Professor Paul Kelly
Professor Paul Kelly is Chief Health Officer of the ACT and Deputy Director General of Population Health in the ACT Government Health Directorate. He is a founding partner of the Prevention Centre.
As Professor at ANU Medical School specialising in epidemiology and population health, Professor Kelly has 25 years’ research experience and has published over 100 peer reviewed journal articles and book chapters. His research and professional interests include health services and population health systems; infectious disease epidemiology, in particular influenza, pneumonia and tuberculosis (TB); whole of government policy approaches to non-communicable disease control and prevention, in particular obesity prevention; Aboriginal and Torres Strait Islander and refugee health, health services and health systems research; and public health education and training.

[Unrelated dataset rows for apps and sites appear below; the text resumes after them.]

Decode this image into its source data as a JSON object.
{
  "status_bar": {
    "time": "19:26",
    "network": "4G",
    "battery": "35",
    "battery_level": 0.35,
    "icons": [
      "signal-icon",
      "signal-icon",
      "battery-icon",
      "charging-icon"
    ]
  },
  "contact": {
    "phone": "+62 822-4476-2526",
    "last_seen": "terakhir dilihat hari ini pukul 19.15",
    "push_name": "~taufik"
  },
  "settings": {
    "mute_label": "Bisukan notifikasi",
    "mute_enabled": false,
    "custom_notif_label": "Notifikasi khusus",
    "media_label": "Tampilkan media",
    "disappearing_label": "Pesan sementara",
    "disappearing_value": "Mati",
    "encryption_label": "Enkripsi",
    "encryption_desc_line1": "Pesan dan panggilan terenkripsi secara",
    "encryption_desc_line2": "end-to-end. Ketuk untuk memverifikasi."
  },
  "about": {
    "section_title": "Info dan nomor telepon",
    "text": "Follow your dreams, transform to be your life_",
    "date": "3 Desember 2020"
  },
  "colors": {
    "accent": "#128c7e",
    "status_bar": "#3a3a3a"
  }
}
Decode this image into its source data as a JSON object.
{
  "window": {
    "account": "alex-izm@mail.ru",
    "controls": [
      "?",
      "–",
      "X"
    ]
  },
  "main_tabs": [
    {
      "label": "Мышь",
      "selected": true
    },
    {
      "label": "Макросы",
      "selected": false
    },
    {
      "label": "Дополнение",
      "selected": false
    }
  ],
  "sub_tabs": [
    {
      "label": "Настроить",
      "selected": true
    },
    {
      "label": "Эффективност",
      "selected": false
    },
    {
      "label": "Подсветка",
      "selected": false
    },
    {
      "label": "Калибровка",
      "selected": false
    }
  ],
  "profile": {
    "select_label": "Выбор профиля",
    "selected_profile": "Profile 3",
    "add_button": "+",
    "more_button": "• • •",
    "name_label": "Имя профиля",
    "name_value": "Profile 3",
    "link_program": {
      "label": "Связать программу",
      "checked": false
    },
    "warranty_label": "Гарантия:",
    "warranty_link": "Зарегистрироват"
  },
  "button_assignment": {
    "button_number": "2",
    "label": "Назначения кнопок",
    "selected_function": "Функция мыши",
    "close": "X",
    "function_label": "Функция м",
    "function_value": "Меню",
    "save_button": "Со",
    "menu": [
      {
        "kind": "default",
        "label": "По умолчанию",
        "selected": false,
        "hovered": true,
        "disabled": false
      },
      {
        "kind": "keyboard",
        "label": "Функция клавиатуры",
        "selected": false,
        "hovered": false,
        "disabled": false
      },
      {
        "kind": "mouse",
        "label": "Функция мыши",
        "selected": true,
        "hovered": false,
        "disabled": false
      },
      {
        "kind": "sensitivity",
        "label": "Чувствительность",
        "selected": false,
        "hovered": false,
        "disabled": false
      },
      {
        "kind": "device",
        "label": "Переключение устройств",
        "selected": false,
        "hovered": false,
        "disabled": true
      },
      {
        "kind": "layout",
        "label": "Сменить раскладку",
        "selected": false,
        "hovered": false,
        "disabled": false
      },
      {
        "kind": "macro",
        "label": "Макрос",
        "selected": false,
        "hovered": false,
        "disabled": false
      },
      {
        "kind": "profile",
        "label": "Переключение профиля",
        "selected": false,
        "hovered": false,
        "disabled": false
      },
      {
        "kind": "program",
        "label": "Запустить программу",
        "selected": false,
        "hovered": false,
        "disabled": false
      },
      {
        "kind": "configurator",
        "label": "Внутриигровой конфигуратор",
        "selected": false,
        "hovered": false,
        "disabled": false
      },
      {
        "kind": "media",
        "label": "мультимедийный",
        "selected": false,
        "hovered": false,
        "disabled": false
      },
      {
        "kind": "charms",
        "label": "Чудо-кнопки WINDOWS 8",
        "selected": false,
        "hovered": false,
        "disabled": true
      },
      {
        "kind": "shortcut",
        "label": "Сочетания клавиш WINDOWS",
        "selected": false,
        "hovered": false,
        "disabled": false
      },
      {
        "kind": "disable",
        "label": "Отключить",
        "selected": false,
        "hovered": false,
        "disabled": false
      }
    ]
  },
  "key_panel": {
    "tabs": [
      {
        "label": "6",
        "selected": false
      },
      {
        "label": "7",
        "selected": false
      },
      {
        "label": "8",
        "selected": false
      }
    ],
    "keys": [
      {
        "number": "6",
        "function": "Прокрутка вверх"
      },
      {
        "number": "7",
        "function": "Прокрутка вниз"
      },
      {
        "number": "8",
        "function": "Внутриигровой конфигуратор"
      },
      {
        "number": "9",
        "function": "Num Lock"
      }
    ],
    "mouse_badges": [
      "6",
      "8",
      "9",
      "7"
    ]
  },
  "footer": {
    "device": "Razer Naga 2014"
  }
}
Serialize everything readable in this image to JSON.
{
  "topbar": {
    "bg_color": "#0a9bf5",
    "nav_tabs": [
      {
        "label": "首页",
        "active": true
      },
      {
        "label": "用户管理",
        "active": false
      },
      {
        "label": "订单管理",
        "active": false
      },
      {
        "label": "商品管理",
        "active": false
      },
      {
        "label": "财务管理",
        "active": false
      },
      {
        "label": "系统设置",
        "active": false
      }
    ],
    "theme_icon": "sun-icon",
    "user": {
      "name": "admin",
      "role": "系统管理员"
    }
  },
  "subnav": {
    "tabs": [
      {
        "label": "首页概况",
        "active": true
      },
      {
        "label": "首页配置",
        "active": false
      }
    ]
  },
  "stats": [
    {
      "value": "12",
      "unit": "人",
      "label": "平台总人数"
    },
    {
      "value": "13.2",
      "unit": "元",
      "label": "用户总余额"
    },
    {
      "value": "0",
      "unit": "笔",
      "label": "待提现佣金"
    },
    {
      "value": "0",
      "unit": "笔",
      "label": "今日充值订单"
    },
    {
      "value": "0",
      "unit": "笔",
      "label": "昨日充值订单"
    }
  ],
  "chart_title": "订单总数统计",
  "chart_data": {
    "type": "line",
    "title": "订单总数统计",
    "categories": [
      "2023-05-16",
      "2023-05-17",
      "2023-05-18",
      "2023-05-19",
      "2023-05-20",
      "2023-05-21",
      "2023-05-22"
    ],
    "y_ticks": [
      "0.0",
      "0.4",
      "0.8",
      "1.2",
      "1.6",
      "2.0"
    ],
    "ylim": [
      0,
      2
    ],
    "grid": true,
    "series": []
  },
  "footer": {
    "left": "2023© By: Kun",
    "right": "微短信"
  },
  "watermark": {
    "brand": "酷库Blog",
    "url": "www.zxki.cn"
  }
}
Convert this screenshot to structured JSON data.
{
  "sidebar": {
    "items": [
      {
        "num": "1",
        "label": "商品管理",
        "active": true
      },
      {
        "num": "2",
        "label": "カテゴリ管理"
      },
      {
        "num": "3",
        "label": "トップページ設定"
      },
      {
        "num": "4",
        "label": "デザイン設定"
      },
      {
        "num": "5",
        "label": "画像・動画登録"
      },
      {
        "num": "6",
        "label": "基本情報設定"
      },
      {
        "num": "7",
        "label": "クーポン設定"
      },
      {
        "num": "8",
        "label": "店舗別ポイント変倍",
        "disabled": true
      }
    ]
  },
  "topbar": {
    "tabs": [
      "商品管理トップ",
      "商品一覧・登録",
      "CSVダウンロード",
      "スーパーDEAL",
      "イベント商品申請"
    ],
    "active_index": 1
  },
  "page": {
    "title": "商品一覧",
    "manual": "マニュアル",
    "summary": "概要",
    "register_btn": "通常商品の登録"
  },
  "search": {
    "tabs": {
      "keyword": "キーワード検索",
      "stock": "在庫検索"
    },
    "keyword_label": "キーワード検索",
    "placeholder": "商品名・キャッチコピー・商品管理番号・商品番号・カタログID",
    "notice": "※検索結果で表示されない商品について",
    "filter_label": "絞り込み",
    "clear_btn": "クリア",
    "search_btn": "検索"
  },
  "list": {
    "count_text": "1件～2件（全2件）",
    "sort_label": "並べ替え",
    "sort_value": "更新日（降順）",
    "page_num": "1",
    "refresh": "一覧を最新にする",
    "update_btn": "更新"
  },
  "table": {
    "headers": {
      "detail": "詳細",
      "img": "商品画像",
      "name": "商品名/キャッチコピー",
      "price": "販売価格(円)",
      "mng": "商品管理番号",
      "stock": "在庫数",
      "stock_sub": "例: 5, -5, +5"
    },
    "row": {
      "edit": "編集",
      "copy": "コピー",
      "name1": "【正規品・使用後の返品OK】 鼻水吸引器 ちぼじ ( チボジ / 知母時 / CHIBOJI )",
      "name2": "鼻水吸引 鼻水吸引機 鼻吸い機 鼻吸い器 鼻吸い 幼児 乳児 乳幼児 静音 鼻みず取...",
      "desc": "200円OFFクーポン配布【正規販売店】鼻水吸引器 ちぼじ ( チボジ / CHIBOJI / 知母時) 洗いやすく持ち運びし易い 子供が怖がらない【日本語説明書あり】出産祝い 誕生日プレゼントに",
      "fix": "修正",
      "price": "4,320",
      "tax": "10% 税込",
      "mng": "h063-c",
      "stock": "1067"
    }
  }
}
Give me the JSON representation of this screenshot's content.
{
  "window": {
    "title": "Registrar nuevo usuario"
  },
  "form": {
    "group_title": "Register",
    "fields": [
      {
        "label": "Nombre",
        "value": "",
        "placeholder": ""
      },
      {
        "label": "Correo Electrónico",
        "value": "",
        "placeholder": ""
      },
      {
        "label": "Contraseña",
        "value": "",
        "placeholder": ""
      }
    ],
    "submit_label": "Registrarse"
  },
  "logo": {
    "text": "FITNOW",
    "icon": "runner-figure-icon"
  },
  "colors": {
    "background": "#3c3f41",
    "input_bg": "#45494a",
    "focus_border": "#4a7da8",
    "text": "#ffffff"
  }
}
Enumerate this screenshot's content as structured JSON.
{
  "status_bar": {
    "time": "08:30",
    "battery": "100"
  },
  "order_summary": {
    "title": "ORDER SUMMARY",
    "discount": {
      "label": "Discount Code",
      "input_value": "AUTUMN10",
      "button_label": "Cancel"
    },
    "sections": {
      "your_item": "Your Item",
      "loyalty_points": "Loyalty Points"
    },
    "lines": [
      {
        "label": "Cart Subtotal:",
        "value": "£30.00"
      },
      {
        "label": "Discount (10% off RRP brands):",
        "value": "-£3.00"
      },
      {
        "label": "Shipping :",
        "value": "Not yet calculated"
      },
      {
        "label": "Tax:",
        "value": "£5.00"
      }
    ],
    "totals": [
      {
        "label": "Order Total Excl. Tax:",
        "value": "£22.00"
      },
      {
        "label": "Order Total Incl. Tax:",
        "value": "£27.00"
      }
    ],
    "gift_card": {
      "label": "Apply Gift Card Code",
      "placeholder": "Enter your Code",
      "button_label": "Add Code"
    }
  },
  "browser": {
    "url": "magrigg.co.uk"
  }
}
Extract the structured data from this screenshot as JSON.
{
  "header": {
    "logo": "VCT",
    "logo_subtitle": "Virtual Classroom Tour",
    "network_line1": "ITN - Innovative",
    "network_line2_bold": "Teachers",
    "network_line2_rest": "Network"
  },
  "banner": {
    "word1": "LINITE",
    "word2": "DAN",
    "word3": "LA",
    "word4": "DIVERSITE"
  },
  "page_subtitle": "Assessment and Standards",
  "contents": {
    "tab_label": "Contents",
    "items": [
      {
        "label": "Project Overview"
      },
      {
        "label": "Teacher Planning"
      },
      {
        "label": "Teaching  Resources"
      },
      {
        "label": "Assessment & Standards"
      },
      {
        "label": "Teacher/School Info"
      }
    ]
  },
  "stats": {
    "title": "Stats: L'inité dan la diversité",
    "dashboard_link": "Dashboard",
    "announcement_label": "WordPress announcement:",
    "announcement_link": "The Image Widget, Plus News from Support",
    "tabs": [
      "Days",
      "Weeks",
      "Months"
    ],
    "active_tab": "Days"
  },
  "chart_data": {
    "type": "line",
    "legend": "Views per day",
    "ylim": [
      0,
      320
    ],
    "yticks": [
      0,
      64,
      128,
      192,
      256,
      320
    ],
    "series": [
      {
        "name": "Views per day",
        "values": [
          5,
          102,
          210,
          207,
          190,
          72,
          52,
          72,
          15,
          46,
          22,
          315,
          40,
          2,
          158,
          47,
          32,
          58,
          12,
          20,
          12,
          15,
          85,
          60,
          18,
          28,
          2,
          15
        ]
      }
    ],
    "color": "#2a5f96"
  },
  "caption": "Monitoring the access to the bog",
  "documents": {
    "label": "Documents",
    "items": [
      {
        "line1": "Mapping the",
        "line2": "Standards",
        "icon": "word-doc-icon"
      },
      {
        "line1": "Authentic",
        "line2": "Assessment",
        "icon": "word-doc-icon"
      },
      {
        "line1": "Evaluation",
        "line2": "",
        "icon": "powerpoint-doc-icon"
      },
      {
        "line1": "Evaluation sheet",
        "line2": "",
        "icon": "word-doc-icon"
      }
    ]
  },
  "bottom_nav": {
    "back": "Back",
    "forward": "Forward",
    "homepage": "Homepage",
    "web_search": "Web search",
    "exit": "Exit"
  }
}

Previously, Professor Kelly worked in research, health systems development, postgraduate teaching and as a health service executive including five years in the role of Director of the Masters of Applied Epidemiology Program at the National Centre for Epidemiology & Population Health at ANU, and nine years in the Northern Territory working as a Principle Research Fellow with the Menzies School of Health Research, as well as with the Centre for Disease Control in the NT Department of Health. His work has taken him to five countries on four continents including Malawi, Indonesia, East Timor, and the UK.
Deputy Director General of Population Health, and Chief Health Officer, ACT Health
Please describe your role: My role encompasses health improvement, disease prevention, health promotion and health measurement – basically whatever is on my desk at the time.
The most challenging part is … dealing with a broad range of stakeholders from ministers and ministerial staff to the lay public media, medical and scientific people experts and the bureaucracy. I have to balance what needs to be done with what’s right and what will make a difference.
I’m interested in the work of the Prevention Centre because … I see the world in systems and I find it very stimulating to be involved in a whole range of discussions amongst like-minded people. I have particularly appreciated the work of the Centre in relation to simulation modelling, which has led to PhD student Louise Freebairn’s workon the issue of gestational diabetes.
At work I am always learning … something new every day about a topic I’ve never heard of. I have to apply frameworks I have in my head based on my experience and professional training as a public health physician and communicate these to a minister or the public.
Before my current position, my most memorable role was … running a 200-bed hospital in Malawi, Central Africa, in the 1990s and doing often complex clinical interventions as well as trying to move the hospital to a more primary health and population health focus.
Most people don’t know that … I am a keen Scottish country dancer. I have danced in multiple countries around the world and really enjoy it. Yes, I do have a kilt – it’s made of the family tartan (Ancient Airlie).
My favourite holiday is … something that includes dancing, particularly if it involves good company, good food and good wine in an exotic location.